It’s time to change Israel’s provincial defense policy
Op-ed: Our political-security echelon isn’t solving or dealing with problems; it's simply postponing them, passing them on to the next generation. It’s as if everything beyond Hezbollah, Hamas and Iran doesn’t exist. It’s as if the world around us hasn’t changed.
It’s as if the headlines were taken from the previous century: The Syrians fire rockets at open areas, Israel destroys Syrian cannons in response, the Iranians threaten to deploy Shiite forces in Syria, Israel announces “red lines” and threatens a military conflict, Fatah and Hamas hold futile talks on a unity government, the prime minister declares Israel is suspending talks with the Palestinians, and everyone here applauds the security and political echelons. There, we showed them the meaning of deterrence.
But what we are seeing here is a provincial defense policy, a false representation of a leadership that barely sees beyond the tip of its nose and is busy putting out fires day and night.
It’s a leadership that sees national security through a narrow regional viewpoint. It’s as if everything beyond Hezbollah, Hamas and Iran doesn’t exist. It’s as if the world around us hasn’t changed in the past decades, and we are stuck in the era of aggressive solutions in the form of reward and punishment as the main political-security activity.

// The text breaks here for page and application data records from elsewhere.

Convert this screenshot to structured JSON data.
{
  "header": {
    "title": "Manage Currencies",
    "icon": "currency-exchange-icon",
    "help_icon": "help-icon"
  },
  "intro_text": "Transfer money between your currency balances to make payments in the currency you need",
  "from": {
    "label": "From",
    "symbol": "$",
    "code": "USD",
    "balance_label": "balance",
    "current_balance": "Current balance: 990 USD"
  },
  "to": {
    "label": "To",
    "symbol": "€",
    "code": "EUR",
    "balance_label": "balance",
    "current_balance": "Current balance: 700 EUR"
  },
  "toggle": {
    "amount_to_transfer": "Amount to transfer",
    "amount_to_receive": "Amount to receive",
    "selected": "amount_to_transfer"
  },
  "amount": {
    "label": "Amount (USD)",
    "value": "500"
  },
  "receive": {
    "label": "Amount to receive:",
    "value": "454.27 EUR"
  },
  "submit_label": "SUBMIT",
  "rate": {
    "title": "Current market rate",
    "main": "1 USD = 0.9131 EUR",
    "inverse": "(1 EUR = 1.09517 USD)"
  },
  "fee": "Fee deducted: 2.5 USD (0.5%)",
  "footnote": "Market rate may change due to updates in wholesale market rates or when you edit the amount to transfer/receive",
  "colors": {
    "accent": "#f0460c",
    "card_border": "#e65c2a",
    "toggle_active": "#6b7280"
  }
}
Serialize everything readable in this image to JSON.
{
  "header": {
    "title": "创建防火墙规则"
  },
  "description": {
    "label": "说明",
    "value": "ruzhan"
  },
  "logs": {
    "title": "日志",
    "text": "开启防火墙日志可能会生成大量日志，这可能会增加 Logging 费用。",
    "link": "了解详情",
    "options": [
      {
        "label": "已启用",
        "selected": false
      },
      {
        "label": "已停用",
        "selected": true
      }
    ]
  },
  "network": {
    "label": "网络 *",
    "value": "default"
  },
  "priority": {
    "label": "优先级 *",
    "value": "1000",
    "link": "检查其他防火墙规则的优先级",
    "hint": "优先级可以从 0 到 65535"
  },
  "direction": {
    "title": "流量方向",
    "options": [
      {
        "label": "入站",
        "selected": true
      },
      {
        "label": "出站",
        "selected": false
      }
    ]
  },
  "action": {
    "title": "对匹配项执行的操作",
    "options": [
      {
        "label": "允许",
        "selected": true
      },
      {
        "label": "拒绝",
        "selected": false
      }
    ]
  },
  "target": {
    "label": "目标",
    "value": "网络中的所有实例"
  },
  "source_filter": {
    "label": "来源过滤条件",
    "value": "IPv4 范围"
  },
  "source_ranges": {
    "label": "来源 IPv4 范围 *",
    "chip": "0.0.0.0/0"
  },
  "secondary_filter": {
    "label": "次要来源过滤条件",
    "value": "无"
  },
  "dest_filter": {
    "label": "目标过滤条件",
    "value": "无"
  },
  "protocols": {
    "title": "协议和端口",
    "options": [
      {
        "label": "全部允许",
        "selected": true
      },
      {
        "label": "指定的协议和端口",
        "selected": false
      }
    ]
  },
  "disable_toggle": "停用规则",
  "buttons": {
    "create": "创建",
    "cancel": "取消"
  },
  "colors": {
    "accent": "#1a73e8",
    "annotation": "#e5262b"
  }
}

The current political-security echelon isn’t solving problems, isn’t dealing with problems, but simply postponing them, passing them on to the next generation with the use of force.
The Israeli security worldview, if there is one, was consolidated somewhere in the Cold War era. There were two world powers at the time—the United States and the Soviet Union—which had complete dominance over the production and use of nuclear weapons. Over the years, the two powers formulated rules for the game that created mutual deterrence. At the time, the chance of a local clash in any corner of the globe sparking a nuclear conflict was low.
In the Six-Day War and in the Yom Kippur War, the Russians threatened to use a nuclear weapon to curb Israeli achievements. But they were likely unwilling to enter a nuclear conflict with the Americans over that.
But times have changed. Today, the world has nine nuclear countries. They are active in different arenas, in places with different rules of the game, and they are threatening to use their nuclear weapons in local conflicts as well.
Take India-Pakistan, for example. There are no clear rules of the game today, no control over the number of missiles capable of carrying a nuclear warhead. The Pakistanis aren’t bothering to produce missiles they can neutralize after the launch, in case of a mistake, and no one understands North Korea’s logic. It’s no wonder Japan and South Korea are on the verge of becoming nuclear states, and the Iranians are following in their footsteps.
The world is a much more dangerous place in terms of the nuclear threat compared to the 1960s and 1980s, and it will become even more dangerous over the next decade, when other countries join the nuclear club. Such an explosive world requires a great amount of caution, in every corner across the globe. When you strike in Syria, you must take into account it could cause a regional and even global chain reaction. A crisis between India and Pakistan, or a nuclear crisis between the US and North Korea, can have ramifications on Israel as well.
In such a situation of an unclear nuclear game, countries rely less on the use of military force for solving problems, and more on the use of “soft force”—all the systems that won't lead to an explosive chain of events to achieve political goals: Diplomacy, media and economic leverages, psychological warfare, cyber warfare, the secret activity of special forces and intelligence agencies, use of low-signature systems to target the enemy and maintaining strategic ambiguity so as not to force the enemy to respond. In other words, Less tanks and more thought.
But Israel isn’t there yet. It isn’t by chance that Israel was excluded from the nuclear agreement with Iran, and that it’s being excluded from the agreement in Syria—it’s because Israel is not properly using the “soft” measures at its disposal—if at all—to reach diplomatic-regional achievements. And when you fail to implement soft abilities, the only option left at your disposal is to bomb three Syrian cannons out of an old habit and creating an illusion among the public that you solved a problem.
Israel does have “soft” abilities. Pushing Hamas into the Egyptians’ arms and pushing the Muslim Brotherhood away from Gaza is an example of a strategic achievement that was the result of proper economic and diplomatic moves. We don’t always have to bang our head against a brick wall.